■ TASK DIRECTIONS: Would you count the lines in the material below that include the string "inicial"? Only the number is needed.

■ GIVEN RECORDS:

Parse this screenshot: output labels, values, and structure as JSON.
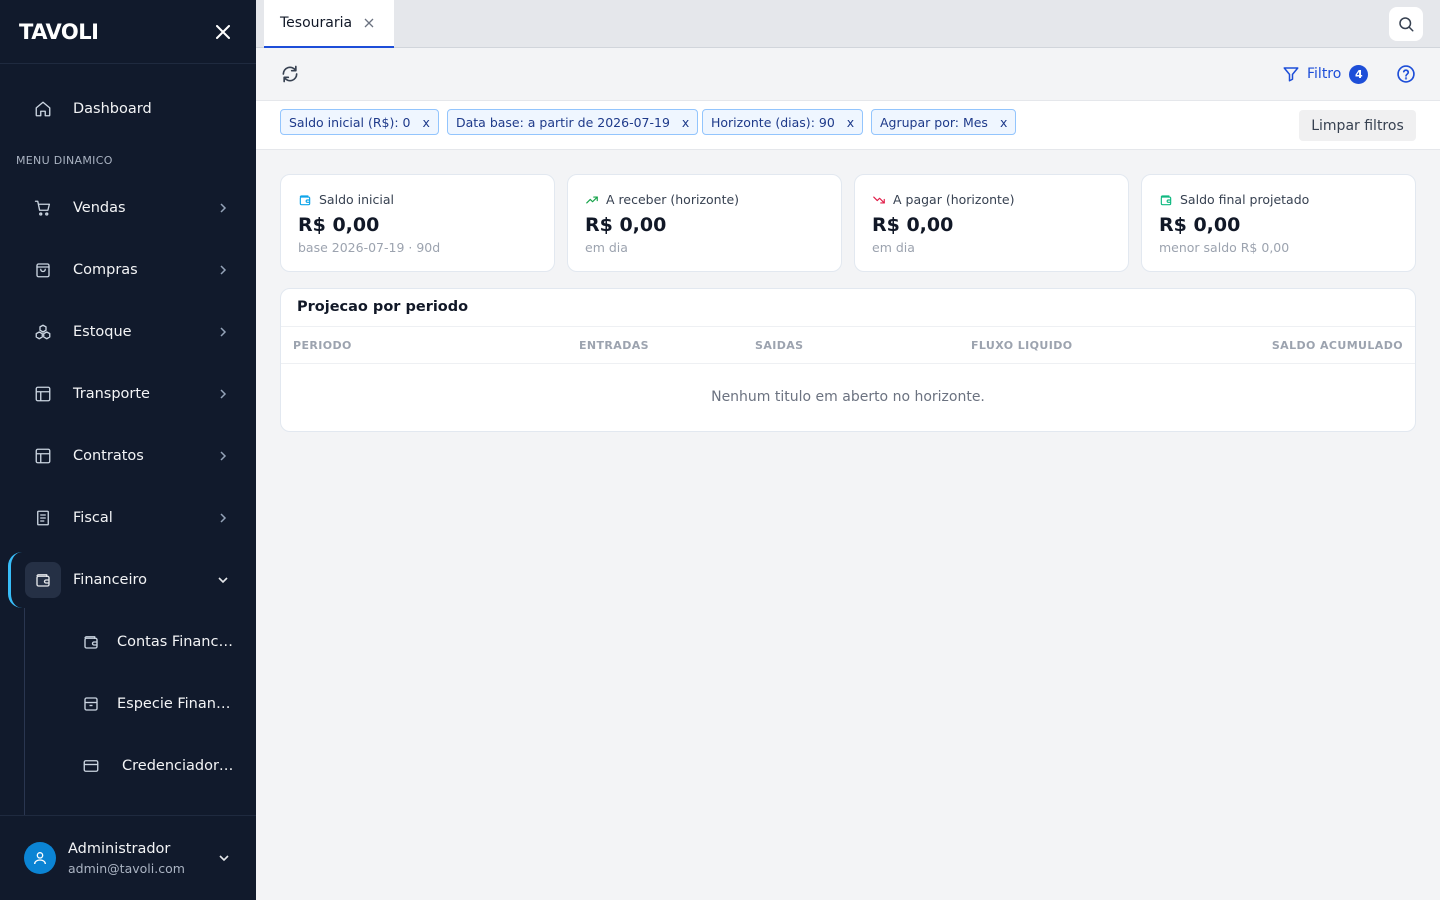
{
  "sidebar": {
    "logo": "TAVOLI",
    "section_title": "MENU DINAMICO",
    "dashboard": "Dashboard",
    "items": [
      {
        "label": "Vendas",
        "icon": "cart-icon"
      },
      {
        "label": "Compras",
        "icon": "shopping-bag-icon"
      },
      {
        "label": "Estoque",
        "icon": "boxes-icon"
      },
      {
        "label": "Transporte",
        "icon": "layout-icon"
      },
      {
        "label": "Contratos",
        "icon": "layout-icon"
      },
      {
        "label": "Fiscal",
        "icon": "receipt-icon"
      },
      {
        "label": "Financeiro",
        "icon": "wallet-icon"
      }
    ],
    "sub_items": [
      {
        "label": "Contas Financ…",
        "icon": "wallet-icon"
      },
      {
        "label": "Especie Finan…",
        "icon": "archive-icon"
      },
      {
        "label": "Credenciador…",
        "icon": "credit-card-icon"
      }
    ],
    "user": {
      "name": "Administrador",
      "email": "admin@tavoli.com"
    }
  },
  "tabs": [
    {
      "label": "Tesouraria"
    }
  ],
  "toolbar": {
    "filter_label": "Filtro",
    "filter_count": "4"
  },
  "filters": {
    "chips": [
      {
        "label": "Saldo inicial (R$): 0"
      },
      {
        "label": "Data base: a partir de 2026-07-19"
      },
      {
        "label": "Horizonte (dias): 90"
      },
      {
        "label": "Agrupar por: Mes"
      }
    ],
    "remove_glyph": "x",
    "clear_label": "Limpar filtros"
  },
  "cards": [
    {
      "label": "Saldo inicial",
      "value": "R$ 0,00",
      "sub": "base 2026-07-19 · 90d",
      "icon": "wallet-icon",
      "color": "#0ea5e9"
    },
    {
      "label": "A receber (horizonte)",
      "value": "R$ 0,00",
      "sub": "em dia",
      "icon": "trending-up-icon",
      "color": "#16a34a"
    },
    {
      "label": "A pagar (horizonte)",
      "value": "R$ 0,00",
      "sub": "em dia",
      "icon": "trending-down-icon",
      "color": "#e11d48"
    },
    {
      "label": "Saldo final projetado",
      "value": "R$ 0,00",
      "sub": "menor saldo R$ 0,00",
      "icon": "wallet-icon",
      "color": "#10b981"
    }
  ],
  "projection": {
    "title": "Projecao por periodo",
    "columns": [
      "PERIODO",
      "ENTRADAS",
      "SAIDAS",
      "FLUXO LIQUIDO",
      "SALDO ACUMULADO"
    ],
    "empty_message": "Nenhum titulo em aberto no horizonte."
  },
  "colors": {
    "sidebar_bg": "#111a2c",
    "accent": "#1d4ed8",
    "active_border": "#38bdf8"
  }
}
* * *
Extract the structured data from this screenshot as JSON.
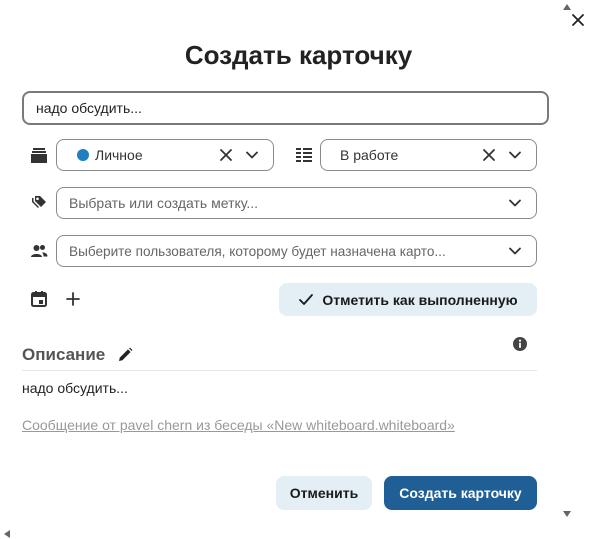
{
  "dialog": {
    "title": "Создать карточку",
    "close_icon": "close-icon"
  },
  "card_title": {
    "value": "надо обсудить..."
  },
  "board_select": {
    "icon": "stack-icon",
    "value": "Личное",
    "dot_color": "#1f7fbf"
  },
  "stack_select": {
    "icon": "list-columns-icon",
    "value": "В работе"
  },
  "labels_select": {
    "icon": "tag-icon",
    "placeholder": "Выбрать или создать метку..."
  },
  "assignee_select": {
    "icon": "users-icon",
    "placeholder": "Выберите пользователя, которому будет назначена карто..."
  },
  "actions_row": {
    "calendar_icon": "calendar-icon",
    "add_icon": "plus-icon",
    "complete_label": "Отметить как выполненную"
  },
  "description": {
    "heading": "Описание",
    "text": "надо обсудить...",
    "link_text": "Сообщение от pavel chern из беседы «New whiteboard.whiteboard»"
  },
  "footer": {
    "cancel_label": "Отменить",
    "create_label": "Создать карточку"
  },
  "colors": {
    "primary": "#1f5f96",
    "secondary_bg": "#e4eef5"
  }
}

■ EXERCISE ANSWER: 2